Philoxenia is a word that comes from Ancient Greek. This literally translates to be “friends with a stranger”. Philo – Friend, Xenia – Stranger. In Ancient Greece, hospitality in the same was held as a great virtue. Great honour was bestowed upon guests by the host. If a stranger was to appear on your doorstepContinue reading “Ancient Word of the Day: Philoxenia”
Yo-Ho-Ho and a mug of Horlicks, I hope you are all going well and are safe. Here is installment 35 of weird stuff from the internet, I hope you enjoy it. Tally Ho chaps and chapettes. Concentrates of place by Tanya Shandrick #ConcentratesOfPlace: even before the lockdowns, I rarely had the health to travel oftenContinue reading “10 Interesting Things I Found on the Internet #36”
This pretty yellow star-like flower is from the buttercup family. It is common to see it flourishing at the beginning of spring in new grasses, hedges and in at the banks of rivers. It blankets forest floors. Commonly thought of as being a weed, it is still absolutely beautiful to behold.
A Love Letter to my dog by Leena Henningsen Empath and spiritual seeker Leena Henningsen’s videos all have a cosy, gentle and inspirational vibe. She moved from the stressful bustle of Hamburg to rural Norway along with her beloved dog Aivy and her partner. In this intimate and moving short film she talks about whyContinue reading “10 uplifting and quirky things I found on the internet this week #15”
Kate Atkinson achieved great fame for her book Life After Life. This is one of her earlier and lesser known collections of short stories. I have to admit I never got into Life After Life, so I was a bit dubious about whether or not I would like this one. However, I was absolutely transfixedContinue reading “Book Review: Not the End of the World by Kate Atkinson”

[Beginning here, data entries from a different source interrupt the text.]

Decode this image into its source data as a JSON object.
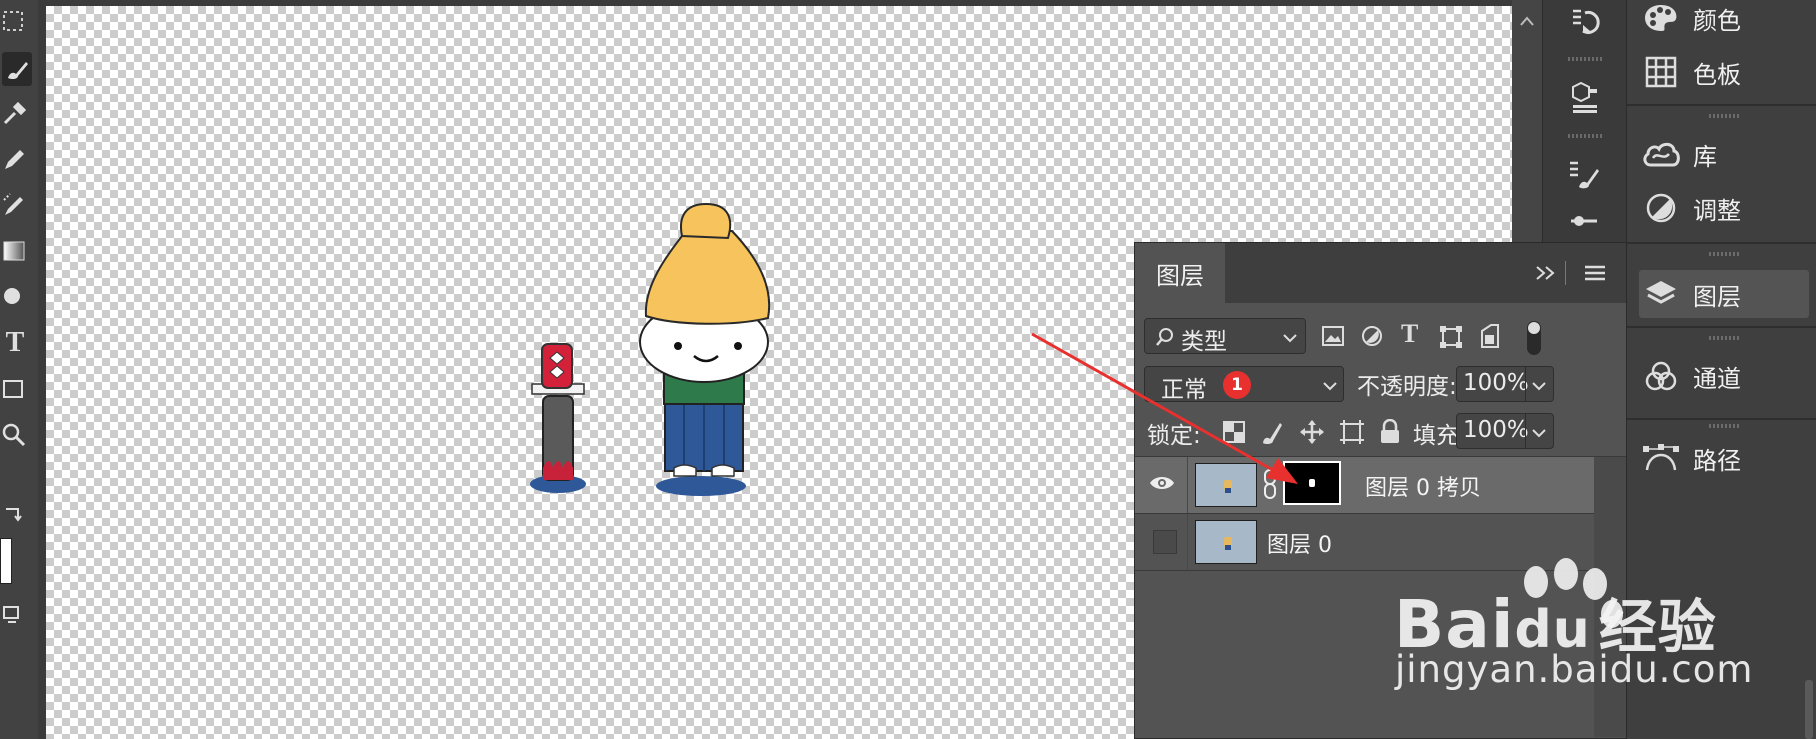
{
  "toolbar": {
    "tools": [
      "marquee-tool",
      "brush-tool",
      "eyedropper-tool",
      "pencil-tool",
      "history-brush-tool",
      "gradient-tool",
      "dodge-tool",
      "type-tool",
      "rectangle-tool",
      "zoom-tool",
      "swap-colors",
      "foreground-color",
      "screen-mode"
    ],
    "type_tool_glyph": "T"
  },
  "right_panels": {
    "items": [
      {
        "label": "颜色",
        "icon": "palette-icon"
      },
      {
        "label": "色板",
        "icon": "swatches-grid-icon"
      },
      {
        "label": "库",
        "icon": "cc-libraries-icon"
      },
      {
        "label": "调整",
        "icon": "adjustment-circle-icon"
      },
      {
        "label": "图层",
        "icon": "layers-stack-icon",
        "active": true
      },
      {
        "label": "通道",
        "icon": "channels-icon"
      },
      {
        "label": "路径",
        "icon": "paths-pen-icon"
      }
    ]
  },
  "layers_panel": {
    "tab_label": "图层",
    "filter_label": "类型",
    "blend_mode": "正常",
    "annotation_number": "1",
    "opacity_label": "不透明度:",
    "opacity_value": "100%",
    "lock_label": "锁定:",
    "fill_label": "填充:",
    "fill_value": "100%",
    "filter_type_glyph": "T",
    "layers": [
      {
        "name": "图层 0 拷贝",
        "visible": true,
        "has_mask": true,
        "selected": true
      },
      {
        "name": "图层 0",
        "visible": false,
        "has_mask": false,
        "selected": false
      }
    ]
  },
  "watermark": {
    "brand_text": "Bai",
    "brand_du": "du",
    "brand_cn": "经验",
    "url": "jingyan.baidu.com"
  },
  "colors": {
    "arrow": "#e8312f",
    "badge": "#e8312f",
    "hat": "#f6c35c",
    "hakama": "#2f5899",
    "kimono": "#2e7a4a",
    "sword_hilt": "#d3213a"
  }
}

1. A book diorama of Georgian Dublin 2. Bunraku’s atmospheric and chilled mix of ambient tracks inspired by different parts of Tokyo 3. The world’s smallest and deadliest cat 4. Tree trunk landscape art by Alison Moritsugu 5. A recipe for salted caramel matcha latte by Cooking with a Wallflower 6. These stunning wooden carvingsContinue reading “10 Uplifting things I found on the internet this week #6”
If you are in love with language, storytelling, folklore or classical history then you will love this book. It’s short at only 162 pages. However Opening Pandora’s Box punches well above its weight in terms of quality with many amusing and shocking stories from classical history to enjoy.
In Greek mythology, the nymphs were tiny and minor goddesses that each presided over a type of landscape feature. Normally something glimmering, glittering and bewitching in nature like waterfalls, streams, mountains, lakes or trees. The name nymphe means bride in Greek and so the tiny and bewitching nymphs represented the brides or maidens of theContinue reading “Ancient word of the day: Nymph”
According to ancient Greek myth, the first spider to ever live was a once human girl named Arachne. She lived in the ancient city of Lydia in Turkey and was famous for her ability to weave beautiful clothing. Arachne gained fame for her weaving and became boastful of her ability, telling people that her weavingContinue reading “Ancient word of the day: Arachnid”
Arcadian Idyll: an idealised vision about rural life, a country paradise. Arcadia was and still is, a mountainous region in Greece. It was populated mainly by shepherds and the sleepy and fluffy flocks of sheep. In reality, rural life in Arcadia was harsh, poor and beholden to the ravages of unpredictable weather. However thatContinue reading “Ancient words of the day: Arcadian Idyll”